Work order: Could you repeat the entries below word for word, leaving nothing out?

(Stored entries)
- - -

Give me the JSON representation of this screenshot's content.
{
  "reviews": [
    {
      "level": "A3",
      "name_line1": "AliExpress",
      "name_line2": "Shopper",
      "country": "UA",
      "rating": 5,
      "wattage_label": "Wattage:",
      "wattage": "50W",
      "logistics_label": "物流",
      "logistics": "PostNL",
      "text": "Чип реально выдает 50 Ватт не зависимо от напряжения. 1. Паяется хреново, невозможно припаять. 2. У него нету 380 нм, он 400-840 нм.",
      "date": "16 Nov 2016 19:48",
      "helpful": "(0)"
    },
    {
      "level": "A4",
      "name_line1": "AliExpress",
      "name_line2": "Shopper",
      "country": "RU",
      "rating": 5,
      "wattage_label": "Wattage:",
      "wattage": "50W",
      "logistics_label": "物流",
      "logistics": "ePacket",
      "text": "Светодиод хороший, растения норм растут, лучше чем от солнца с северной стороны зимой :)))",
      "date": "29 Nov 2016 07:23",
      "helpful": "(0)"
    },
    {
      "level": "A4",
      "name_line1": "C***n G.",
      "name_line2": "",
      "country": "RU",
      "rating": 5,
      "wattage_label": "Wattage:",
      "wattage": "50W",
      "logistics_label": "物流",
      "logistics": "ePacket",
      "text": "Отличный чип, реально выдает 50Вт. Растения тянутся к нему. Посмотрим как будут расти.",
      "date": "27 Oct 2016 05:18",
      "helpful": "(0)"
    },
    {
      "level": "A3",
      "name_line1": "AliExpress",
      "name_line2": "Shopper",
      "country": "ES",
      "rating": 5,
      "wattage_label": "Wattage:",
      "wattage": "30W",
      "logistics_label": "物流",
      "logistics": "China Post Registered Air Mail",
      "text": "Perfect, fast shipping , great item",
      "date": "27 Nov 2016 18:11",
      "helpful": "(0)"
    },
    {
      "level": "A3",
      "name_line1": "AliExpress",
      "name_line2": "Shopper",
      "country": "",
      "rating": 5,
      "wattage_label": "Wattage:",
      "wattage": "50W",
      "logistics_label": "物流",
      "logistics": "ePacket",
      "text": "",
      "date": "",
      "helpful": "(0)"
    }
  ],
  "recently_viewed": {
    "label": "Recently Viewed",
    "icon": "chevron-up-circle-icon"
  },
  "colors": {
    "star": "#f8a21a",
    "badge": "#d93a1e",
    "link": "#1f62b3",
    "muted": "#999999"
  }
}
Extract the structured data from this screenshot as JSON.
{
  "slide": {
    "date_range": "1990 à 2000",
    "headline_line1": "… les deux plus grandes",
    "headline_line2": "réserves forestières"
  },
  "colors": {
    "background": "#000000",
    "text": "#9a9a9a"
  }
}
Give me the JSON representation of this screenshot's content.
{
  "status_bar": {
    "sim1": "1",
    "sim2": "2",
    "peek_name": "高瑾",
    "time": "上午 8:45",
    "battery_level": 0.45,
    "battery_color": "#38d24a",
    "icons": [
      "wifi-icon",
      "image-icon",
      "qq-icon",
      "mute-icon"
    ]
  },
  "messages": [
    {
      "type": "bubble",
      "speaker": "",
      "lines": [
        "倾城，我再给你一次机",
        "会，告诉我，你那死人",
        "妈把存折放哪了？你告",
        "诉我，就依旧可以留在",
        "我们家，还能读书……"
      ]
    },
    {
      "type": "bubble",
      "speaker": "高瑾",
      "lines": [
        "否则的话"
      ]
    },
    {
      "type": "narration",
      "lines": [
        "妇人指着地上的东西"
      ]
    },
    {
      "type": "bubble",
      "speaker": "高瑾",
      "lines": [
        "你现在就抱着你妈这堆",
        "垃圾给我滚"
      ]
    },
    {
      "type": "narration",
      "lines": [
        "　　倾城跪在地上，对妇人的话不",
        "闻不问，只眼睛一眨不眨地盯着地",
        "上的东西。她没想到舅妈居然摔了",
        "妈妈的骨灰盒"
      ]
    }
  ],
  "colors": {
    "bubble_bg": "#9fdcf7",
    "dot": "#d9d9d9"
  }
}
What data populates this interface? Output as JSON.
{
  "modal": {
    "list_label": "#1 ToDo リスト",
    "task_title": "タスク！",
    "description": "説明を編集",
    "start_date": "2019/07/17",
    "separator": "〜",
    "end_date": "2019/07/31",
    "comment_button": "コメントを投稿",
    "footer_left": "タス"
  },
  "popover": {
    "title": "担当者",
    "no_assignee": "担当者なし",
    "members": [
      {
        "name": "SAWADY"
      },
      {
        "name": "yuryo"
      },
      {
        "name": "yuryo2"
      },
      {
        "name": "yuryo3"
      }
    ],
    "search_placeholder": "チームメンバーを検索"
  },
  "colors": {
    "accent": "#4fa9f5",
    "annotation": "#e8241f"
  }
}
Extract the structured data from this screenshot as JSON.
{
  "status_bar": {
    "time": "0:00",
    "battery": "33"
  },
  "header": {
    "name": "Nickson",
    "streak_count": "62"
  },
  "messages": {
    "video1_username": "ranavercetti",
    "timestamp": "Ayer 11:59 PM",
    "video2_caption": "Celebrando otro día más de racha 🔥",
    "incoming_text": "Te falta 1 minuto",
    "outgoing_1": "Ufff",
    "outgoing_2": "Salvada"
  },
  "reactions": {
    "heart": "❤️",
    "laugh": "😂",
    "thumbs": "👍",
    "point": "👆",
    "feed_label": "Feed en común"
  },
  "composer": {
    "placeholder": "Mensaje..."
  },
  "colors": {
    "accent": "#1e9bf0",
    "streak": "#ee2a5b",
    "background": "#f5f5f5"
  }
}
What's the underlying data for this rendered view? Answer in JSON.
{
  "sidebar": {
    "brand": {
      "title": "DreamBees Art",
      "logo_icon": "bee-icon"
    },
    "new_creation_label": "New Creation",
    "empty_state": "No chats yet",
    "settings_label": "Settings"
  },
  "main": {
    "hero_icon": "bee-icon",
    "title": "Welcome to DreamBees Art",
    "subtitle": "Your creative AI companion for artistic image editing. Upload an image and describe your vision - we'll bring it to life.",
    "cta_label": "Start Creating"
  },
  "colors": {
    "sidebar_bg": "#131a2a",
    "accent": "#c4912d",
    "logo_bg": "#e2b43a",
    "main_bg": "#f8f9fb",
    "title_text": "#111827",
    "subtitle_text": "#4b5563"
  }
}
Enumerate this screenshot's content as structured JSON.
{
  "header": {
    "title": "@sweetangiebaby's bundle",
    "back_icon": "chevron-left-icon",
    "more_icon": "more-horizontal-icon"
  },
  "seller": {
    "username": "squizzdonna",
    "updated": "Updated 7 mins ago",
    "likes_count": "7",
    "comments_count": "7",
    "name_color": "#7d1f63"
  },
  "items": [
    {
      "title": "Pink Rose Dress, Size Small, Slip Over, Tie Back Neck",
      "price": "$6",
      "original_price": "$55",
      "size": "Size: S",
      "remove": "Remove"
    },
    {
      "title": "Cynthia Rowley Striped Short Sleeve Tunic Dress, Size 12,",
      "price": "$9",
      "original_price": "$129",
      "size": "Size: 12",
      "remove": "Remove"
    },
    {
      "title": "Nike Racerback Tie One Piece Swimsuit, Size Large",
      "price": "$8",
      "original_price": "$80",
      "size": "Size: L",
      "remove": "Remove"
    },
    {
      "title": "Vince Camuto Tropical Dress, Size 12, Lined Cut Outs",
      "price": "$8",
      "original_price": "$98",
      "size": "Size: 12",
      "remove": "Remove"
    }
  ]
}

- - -

Exercise response:
Give me the JSON representation of this screenshot's content.
{
  "reviews": [
    {
      "level": "A3",
      "name_line1": "AliExpress",
      "name_line2": "Shopper",
      "country": "UA",
      "rating": 5,
      "wattage_label": "Wattage:",
      "wattage": "50W",
      "logistics_label": "物流",
      "logistics": "PostNL",
      "text": "Чип реально выдает 50 Ватт не зависимо от напряжения. 1. Паяется хреново, невозможно припаять. 2. У него нету 380 нм, он 400-840 нм.",
      "date": "16 Nov 2016 19:48",
      "helpful": "(0)"
    },
    {
      "level": "A4",
      "name_line1": "AliExpress",
      "name_line2": "Shopper",
      "country": "RU",
      "rating": 5,
      "wattage_label": "Wattage:",
      "wattage": "50W",
      "logistics_label": "物流",
      "logistics": "ePacket",
      "text": "Светодиод хороший, растения норм растут, лучше чем от солнца с северной стороны зимой :)))",
      "date": "29 Nov 2016 07:23",
      "helpful": "(0)"
    },
    {
      "level": "A4",
      "name_line1": "C***n G.",
      "name_line2": "",
      "country": "RU",
      "rating": 5,
      "wattage_label": "Wattage:",
      "wattage": "50W",
      "logistics_label": "物流",
      "logistics": "ePacket",
      "text": "Отличный чип, реально выдает 50Вт. Растения тянутся к нему. Посмотрим как будут расти.",
      "date": "27 Oct 2016 05:18",
      "helpful": "(0)"
    },
    {
      "level": "A3",
      "name_line1": "AliExpress",
      "name_line2": "Shopper",
      "country": "ES",
      "rating": 5,
      "wattage_label": "Wattage:",
      "wattage": "30W",
      "logistics_label": "物流",
      "logistics": "China Post Registered Air Mail",
      "text": "Perfect, fast shipping , great item",
      "date": "27 Nov 2016 18:11",
      "helpful": "(0)"
    },
    {
      "level": "A3",
      "name_line1": "AliExpress",
      "name_line2": "Shopper",
      "country": "",
      "rating": 5,
      "wattage_label": "Wattage:",
      "wattage": "50W",
      "logistics_label": "物流",
      "logistics": "ePacket",
      "text": "",
      "date": "",
      "helpful": "(0)"
    }
  ],
  "recently_viewed": {
    "label": "Recently Viewed",
    "icon": "chevron-up-circle-icon"
  },
  "colors": {
    "star": "#f8a21a",
    "badge": "#d93a1e",
    "link": "#1f62b3",
    "muted": "#999999"
  }
}
Extract the structured data from this screenshot as JSON.
{
  "slide": {
    "date_range": "1990 à 2000",
    "headline_line1": "… les deux plus grandes",
    "headline_line2": "réserves forestières"
  },
  "colors": {
    "background": "#000000",
    "text": "#9a9a9a"
  }
}
Give me the JSON representation of this screenshot's content.
{
  "status_bar": {
    "sim1": "1",
    "sim2": "2",
    "peek_name": "高瑾",
    "time": "上午 8:45",
    "battery_level": 0.45,
    "battery_color": "#38d24a",
    "icons": [
      "wifi-icon",
      "image-icon",
      "qq-icon",
      "mute-icon"
    ]
  },
  "messages": [
    {
      "type": "bubble",
      "speaker": "",
      "lines": [
        "倾城，我再给你一次机",
        "会，告诉我，你那死人",
        "妈把存折放哪了？你告",
        "诉我，就依旧可以留在",
        "我们家，还能读书……"
      ]
    },
    {
      "type": "bubble",
      "speaker": "高瑾",
      "lines": [
        "否则的话"
      ]
    },
    {
      "type": "narration",
      "lines": [
        "妇人指着地上的东西"
      ]
    },
    {
      "type": "bubble",
      "speaker": "高瑾",
      "lines": [
        "你现在就抱着你妈这堆",
        "垃圾给我滚"
      ]
    },
    {
      "type": "narration",
      "lines": [
        "　　倾城跪在地上，对妇人的话不",
        "闻不问，只眼睛一眨不眨地盯着地",
        "上的东西。她没想到舅妈居然摔了",
        "妈妈的骨灰盒"
      ]
    }
  ],
  "colors": {
    "bubble_bg": "#9fdcf7",
    "dot": "#d9d9d9"
  }
}
What data populates this interface? Output as JSON.
{
  "modal": {
    "list_label": "#1 ToDo リスト",
    "task_title": "タスク！",
    "description": "説明を編集",
    "start_date": "2019/07/17",
    "separator": "〜",
    "end_date": "2019/07/31",
    "comment_button": "コメントを投稿",
    "footer_left": "タス"
  },
  "popover": {
    "title": "担当者",
    "no_assignee": "担当者なし",
    "members": [
      {
        "name": "SAWADY"
      },
      {
        "name": "yuryo"
      },
      {
        "name": "yuryo2"
      },
      {
        "name": "yuryo3"
      }
    ],
    "search_placeholder": "チームメンバーを検索"
  },
  "colors": {
    "accent": "#4fa9f5",
    "annotation": "#e8241f"
  }
}
Extract the structured data from this screenshot as JSON.
{
  "status_bar": {
    "time": "0:00",
    "battery": "33"
  },
  "header": {
    "name": "Nickson",
    "streak_count": "62"
  },
  "messages": {
    "video1_username": "ranavercetti",
    "timestamp": "Ayer 11:59 PM",
    "video2_caption": "Celebrando otro día más de racha 🔥",
    "incoming_text": "Te falta 1 minuto",
    "outgoing_1": "Ufff",
    "outgoing_2": "Salvada"
  },
  "reactions": {
    "heart": "❤️",
    "laugh": "😂",
    "thumbs": "👍",
    "point": "👆",
    "feed_label": "Feed en común"
  },
  "composer": {
    "placeholder": "Mensaje..."
  },
  "colors": {
    "accent": "#1e9bf0",
    "streak": "#ee2a5b",
    "background": "#f5f5f5"
  }
}
What's the underlying data for this rendered view? Answer in JSON.
{
  "sidebar": {
    "brand": {
      "title": "DreamBees Art",
      "logo_icon": "bee-icon"
    },
    "new_creation_label": "New Creation",
    "empty_state": "No chats yet",
    "settings_label": "Settings"
  },
  "main": {
    "hero_icon": "bee-icon",
    "title": "Welcome to DreamBees Art",
    "subtitle": "Your creative AI companion for artistic image editing. Upload an image and describe your vision - we'll bring it to life.",
    "cta_label": "Start Creating"
  },
  "colors": {
    "sidebar_bg": "#131a2a",
    "accent": "#c4912d",
    "logo_bg": "#e2b43a",
    "main_bg": "#f8f9fb",
    "title_text": "#111827",
    "subtitle_text": "#4b5563"
  }
}
Enumerate this screenshot's content as structured JSON.
{
  "header": {
    "title": "@sweetangiebaby's bundle",
    "back_icon": "chevron-left-icon",
    "more_icon": "more-horizontal-icon"
  },
  "seller": {
    "username": "squizzdonna",
    "updated": "Updated 7 mins ago",
    "likes_count": "7",
    "comments_count": "7",
    "name_color": "#7d1f63"
  },
  "items": [
    {
      "title": "Pink Rose Dress, Size Small, Slip Over, Tie Back Neck",
      "price": "$6",
      "original_price": "$55",
      "size": "Size: S",
      "remove": "Remove"
    },
    {
      "title": "Cynthia Rowley Striped Short Sleeve Tunic Dress, Size 12,",
      "price": "$9",
      "original_price": "$129",
      "size": "Size: 12",
      "remove": "Remove"
    },
    {
      "title": "Nike Racerback Tie One Piece Swimsuit, Size Large",
      "price": "$8",
      "original_price": "$80",
      "size": "Size: L",
      "remove": "Remove"
    },
    {
      "title": "Vince Camuto Tropical Dress, Size 12, Lined Cut Outs",
      "price": "$8",
      "original_price": "$98",
      "size": "Size: 12",
      "remove": "Remove"
    }
  ]
}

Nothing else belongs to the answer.